__What is needed__
Make a verbatim copy of all the records.

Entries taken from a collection
::::
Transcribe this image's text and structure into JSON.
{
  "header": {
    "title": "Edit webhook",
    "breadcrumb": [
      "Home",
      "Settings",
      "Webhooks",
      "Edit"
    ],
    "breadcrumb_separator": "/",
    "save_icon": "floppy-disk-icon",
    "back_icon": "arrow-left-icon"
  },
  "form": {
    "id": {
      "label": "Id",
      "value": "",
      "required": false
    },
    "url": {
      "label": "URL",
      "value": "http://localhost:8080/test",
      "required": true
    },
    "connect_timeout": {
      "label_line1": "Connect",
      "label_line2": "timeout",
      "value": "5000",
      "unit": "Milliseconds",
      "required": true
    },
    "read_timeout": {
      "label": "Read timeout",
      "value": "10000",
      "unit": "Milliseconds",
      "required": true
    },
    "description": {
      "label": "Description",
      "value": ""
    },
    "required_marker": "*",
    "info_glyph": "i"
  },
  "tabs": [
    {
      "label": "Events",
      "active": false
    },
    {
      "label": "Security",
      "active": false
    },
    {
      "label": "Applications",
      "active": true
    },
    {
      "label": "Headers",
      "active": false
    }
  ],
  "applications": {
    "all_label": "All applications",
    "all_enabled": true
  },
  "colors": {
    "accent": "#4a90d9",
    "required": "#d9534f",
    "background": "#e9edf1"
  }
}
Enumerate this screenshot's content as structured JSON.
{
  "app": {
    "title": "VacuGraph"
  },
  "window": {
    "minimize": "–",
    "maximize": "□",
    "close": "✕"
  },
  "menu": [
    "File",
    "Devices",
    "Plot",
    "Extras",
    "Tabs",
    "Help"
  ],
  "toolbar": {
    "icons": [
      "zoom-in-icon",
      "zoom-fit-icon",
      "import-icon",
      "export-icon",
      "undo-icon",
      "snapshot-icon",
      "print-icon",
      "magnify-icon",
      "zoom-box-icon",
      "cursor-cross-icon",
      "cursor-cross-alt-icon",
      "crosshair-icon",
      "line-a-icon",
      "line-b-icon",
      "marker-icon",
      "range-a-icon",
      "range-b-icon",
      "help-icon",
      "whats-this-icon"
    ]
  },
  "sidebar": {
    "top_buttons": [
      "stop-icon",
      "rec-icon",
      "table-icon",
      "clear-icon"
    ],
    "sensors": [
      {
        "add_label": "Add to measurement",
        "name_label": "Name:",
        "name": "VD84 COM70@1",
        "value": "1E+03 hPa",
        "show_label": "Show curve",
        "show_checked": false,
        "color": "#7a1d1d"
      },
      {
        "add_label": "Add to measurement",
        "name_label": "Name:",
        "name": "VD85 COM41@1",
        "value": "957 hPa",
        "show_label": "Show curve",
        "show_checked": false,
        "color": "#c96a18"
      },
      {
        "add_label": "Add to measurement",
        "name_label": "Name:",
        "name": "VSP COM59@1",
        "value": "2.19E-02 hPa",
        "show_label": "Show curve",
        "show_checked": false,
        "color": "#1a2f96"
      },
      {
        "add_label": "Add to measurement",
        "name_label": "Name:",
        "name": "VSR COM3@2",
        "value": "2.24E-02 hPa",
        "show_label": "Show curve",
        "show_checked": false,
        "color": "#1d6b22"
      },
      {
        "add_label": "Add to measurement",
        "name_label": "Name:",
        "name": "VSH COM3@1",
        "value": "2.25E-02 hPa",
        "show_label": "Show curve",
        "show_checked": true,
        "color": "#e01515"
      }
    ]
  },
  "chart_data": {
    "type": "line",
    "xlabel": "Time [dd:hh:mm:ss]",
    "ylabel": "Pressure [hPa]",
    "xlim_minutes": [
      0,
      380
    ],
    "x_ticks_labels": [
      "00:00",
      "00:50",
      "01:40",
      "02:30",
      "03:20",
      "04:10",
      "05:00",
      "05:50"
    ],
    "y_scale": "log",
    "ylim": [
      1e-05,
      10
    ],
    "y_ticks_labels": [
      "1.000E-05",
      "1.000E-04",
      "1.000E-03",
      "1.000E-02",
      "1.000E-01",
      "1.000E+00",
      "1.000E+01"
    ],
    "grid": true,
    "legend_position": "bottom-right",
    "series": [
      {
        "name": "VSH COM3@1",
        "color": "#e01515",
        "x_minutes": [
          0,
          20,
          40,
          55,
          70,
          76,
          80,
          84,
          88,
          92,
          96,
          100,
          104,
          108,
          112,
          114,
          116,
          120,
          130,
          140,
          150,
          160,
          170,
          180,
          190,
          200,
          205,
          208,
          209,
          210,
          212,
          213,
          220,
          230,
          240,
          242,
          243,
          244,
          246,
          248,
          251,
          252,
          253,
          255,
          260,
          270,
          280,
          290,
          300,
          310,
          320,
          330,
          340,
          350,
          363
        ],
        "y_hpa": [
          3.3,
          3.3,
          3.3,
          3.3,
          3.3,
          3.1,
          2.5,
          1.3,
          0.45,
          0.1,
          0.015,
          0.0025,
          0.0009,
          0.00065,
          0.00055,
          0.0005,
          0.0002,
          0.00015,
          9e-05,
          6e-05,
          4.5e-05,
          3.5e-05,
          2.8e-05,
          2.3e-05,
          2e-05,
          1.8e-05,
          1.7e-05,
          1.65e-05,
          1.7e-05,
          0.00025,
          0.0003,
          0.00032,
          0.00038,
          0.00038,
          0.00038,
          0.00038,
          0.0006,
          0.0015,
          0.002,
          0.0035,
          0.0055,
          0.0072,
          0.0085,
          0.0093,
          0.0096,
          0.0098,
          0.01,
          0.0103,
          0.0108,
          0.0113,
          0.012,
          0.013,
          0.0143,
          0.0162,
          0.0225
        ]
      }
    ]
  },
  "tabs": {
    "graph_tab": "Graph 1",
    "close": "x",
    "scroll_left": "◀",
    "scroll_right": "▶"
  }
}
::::
__Response to this task__
Transcribe this image's text and structure into JSON.
{
  "header": {
    "title": "Edit webhook",
    "breadcrumb": [
      "Home",
      "Settings",
      "Webhooks",
      "Edit"
    ],
    "breadcrumb_separator": "/",
    "save_icon": "floppy-disk-icon",
    "back_icon": "arrow-left-icon"
  },
  "form": {
    "id": {
      "label": "Id",
      "value": "",
      "required": false
    },
    "url": {
      "label": "URL",
      "value": "http://localhost:8080/test",
      "required": true
    },
    "connect_timeout": {
      "label_line1": "Connect",
      "label_line2": "timeout",
      "value": "5000",
      "unit": "Milliseconds",
      "required": true
    },
    "read_timeout": {
      "label": "Read timeout",
      "value": "10000",
      "unit": "Milliseconds",
      "required": true
    },
    "description": {
      "label": "Description",
      "value": ""
    },
    "required_marker": "*",
    "info_glyph": "i"
  },
  "tabs": [
    {
      "label": "Events",
      "active": false
    },
    {
      "label": "Security",
      "active": false
    },
    {
      "label": "Applications",
      "active": true
    },
    {
      "label": "Headers",
      "active": false
    }
  ],
  "applications": {
    "all_label": "All applications",
    "all_enabled": true
  },
  "colors": {
    "accent": "#4a90d9",
    "required": "#d9534f",
    "background": "#e9edf1"
  }
}
Enumerate this screenshot's content as structured JSON.
{
  "app": {
    "title": "VacuGraph"
  },
  "window": {
    "minimize": "–",
    "maximize": "□",
    "close": "✕"
  },
  "menu": [
    "File",
    "Devices",
    "Plot",
    "Extras",
    "Tabs",
    "Help"
  ],
  "toolbar": {
    "icons": [
      "zoom-in-icon",
      "zoom-fit-icon",
      "import-icon",
      "export-icon",
      "undo-icon",
      "snapshot-icon",
      "print-icon",
      "magnify-icon",
      "zoom-box-icon",
      "cursor-cross-icon",
      "cursor-cross-alt-icon",
      "crosshair-icon",
      "line-a-icon",
      "line-b-icon",
      "marker-icon",
      "range-a-icon",
      "range-b-icon",
      "help-icon",
      "whats-this-icon"
    ]
  },
  "sidebar": {
    "top_buttons": [
      "stop-icon",
      "rec-icon",
      "table-icon",
      "clear-icon"
    ],
    "sensors": [
      {
        "add_label": "Add to measurement",
        "name_label": "Name:",
        "name": "VD84 COM70@1",
        "value": "1E+03 hPa",
        "show_label": "Show curve",
        "show_checked": false,
        "color": "#7a1d1d"
      },
      {
        "add_label": "Add to measurement",
        "name_label": "Name:",
        "name": "VD85 COM41@1",
        "value": "957 hPa",
        "show_label": "Show curve",
        "show_checked": false,
        "color": "#c96a18"
      },
      {
        "add_label": "Add to measurement",
        "name_label": "Name:",
        "name": "VSP COM59@1",
        "value": "2.19E-02 hPa",
        "show_label": "Show curve",
        "show_checked": false,
        "color": "#1a2f96"
      },
      {
        "add_label": "Add to measurement",
        "name_label": "Name:",
        "name": "VSR COM3@2",
        "value": "2.24E-02 hPa",
        "show_label": "Show curve",
        "show_checked": false,
        "color": "#1d6b22"
      },
      {
        "add_label": "Add to measurement",
        "name_label": "Name:",
        "name": "VSH COM3@1",
        "value": "2.25E-02 hPa",
        "show_label": "Show curve",
        "show_checked": true,
        "color": "#e01515"
      }
    ]
  },
  "chart_data": {
    "type": "line",
    "xlabel": "Time [dd:hh:mm:ss]",
    "ylabel": "Pressure [hPa]",
    "xlim_minutes": [
      0,
      380
    ],
    "x_ticks_labels": [
      "00:00",
      "00:50",
      "01:40",
      "02:30",
      "03:20",
      "04:10",
      "05:00",
      "05:50"
    ],
    "y_scale": "log",
    "ylim": [
      1e-05,
      10
    ],
    "y_ticks_labels": [
      "1.000E-05",
      "1.000E-04",
      "1.000E-03",
      "1.000E-02",
      "1.000E-01",
      "1.000E+00",
      "1.000E+01"
    ],
    "grid": true,
    "legend_position": "bottom-right",
    "series": [
      {
        "name": "VSH COM3@1",
        "color": "#e01515",
        "x_minutes": [
          0,
          20,
          40,
          55,
          70,
          76,
          80,
          84,
          88,
          92,
          96,
          100,
          104,
          108,
          112,
          114,
          116,
          120,
          130,
          140,
          150,
          160,
          170,
          180,
          190,
          200,
          205,
          208,
          209,
          210,
          212,
          213,
          220,
          230,
          240,
          242,
          243,
          244,
          246,
          248,
          251,
          252,
          253,
          255,
          260,
          270,
          280,
          290,
          300,
          310,
          320,
          330,
          340,
          350,
          363
        ],
        "y_hpa": [
          3.3,
          3.3,
          3.3,
          3.3,
          3.3,
          3.1,
          2.5,
          1.3,
          0.45,
          0.1,
          0.015,
          0.0025,
          0.0009,
          0.00065,
          0.00055,
          0.0005,
          0.0002,
          0.00015,
          9e-05,
          6e-05,
          4.5e-05,
          3.5e-05,
          2.8e-05,
          2.3e-05,
          2e-05,
          1.8e-05,
          1.7e-05,
          1.65e-05,
          1.7e-05,
          0.00025,
          0.0003,
          0.00032,
          0.00038,
          0.00038,
          0.00038,
          0.00038,
          0.0006,
          0.0015,
          0.002,
          0.0035,
          0.0055,
          0.0072,
          0.0085,
          0.0093,
          0.0096,
          0.0098,
          0.01,
          0.0103,
          0.0108,
          0.0113,
          0.012,
          0.013,
          0.0143,
          0.0162,
          0.0225
        ]
      }
    ]
  },
  "tabs": {
    "graph_tab": "Graph 1",
    "close": "x",
    "scroll_left": "◀",
    "scroll_right": "▶"
  }
}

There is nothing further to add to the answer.